By Renata Ahlert
Monsanto Beachell Borlaug Scholar
As a scholar since 2010, it is an honor for me to represent Monsanto’s Beachell-Borlaug International Scholars Program (MBBISP). One of the many special opportunities the program has given me is the chance to meet and talk with world leaders who are focused on fighting hunger through improving agriculture, similar to what my MBBISP colleagues are doing during International Food and Agribusiness Management Association (IFAMA) this week.
When I was at the 2013 Chicago Council Global Food Security Symposium recently, I was able to meet with Monsanto president Brett Begemann, Maurico Antonio Lopes (the head of Brazil’s agricultural research organization EMBRAPA) and many other incredibly smart people who are passionate about agriculture just like me. It was an unforgettable opportunity and I am so grateful to get these experiences through MBBISP.
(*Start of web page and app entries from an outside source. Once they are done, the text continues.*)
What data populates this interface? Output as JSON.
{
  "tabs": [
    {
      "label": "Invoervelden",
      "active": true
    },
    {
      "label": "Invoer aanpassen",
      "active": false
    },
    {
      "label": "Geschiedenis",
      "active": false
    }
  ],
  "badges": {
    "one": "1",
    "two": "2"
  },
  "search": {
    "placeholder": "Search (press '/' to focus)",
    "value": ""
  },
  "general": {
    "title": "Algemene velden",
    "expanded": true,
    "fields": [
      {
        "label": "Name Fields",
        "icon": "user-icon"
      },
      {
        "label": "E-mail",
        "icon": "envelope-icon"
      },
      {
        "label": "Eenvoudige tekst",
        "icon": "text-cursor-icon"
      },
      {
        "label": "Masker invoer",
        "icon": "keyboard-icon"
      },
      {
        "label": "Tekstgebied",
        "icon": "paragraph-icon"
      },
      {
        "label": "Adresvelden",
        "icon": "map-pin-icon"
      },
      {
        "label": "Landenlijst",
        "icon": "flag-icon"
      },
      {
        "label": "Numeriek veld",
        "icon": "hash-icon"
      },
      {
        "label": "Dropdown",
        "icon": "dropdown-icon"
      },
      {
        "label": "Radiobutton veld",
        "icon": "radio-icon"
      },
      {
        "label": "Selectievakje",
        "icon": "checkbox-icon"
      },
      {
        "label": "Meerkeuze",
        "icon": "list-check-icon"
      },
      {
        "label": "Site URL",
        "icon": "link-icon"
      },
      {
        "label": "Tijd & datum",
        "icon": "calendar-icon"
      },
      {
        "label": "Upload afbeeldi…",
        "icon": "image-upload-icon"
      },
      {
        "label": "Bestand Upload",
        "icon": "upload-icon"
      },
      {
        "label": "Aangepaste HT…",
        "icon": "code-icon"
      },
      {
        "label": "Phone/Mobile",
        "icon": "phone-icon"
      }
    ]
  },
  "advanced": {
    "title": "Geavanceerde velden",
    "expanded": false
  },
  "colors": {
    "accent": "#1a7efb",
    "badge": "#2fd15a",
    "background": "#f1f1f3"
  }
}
In addition to special events like Chicago Council and IFAMA, the program gives me the opportunity to participate in The World Food Prize as well. My passion for rice breeding is met with enthusiasm at the World Food Prize and just further affirms that all of us scholars are really making a difference.
With more than 9 billion people expected to live on the planet in 2050, it is important now more than ever to make improvements to wheat and rice, two crops critical for nourishing developing countries .I’m also passionate about creating global awareness for the importance of these crops. As Mr. Begemann said at the Chicago Council and Mr. Grant said during the IFAMA conference, the time for change is now and my generation is a part of this change.
I’m so happy to see that my country, Brazil, is thriving in terms of food security and it is an example for many other countries. Even better is knowing that I can be part of this change.
One of 52 scholars in MBBISP, I am the future of agriculture and I want to contribute through the opportunities I receive through the program. I’m learning every day and this program is helping me not only in my academic and scientific training, but also in learning how to be a better communicator and leader.
My research focus, breeding rice for cold tolerance in Southern Brazil, was developed to meet regional needs for agricultural production, aiming to contribute better technology to rice for farmers in my state. Despite major advances we still have major obstacles to overcome in terms of agriculture. Through research we can improve our production, optimize the productivity of major crops in a sustainable way and explore new technologies that developing regions need to feed their populations and tackle their own climate challenges.
Yes, the challenges are enormous and the world’s population increases every day. But the need to produce food for 9 million people in 2050 inspires me to continue searching. I think it is necessary that new generations have access to these opportunities so that we can continue to fight world hunger. I want to be part of this change, I hope to continue having opportunities to participate in events like this that promote knowledge, overcoming challenges and show the need for change to the people. With the extension of the MBBISP, I’m excited to welcome many more of the next generation of ag research into this great “club” and I can’t wait to work hand in hand to feed the world.
Photograph: Renate Ahlert with Brett Begemann, Monsanto’s president, at the recent meeting the Chicago Council Global Food Symposium in Washington, D.C.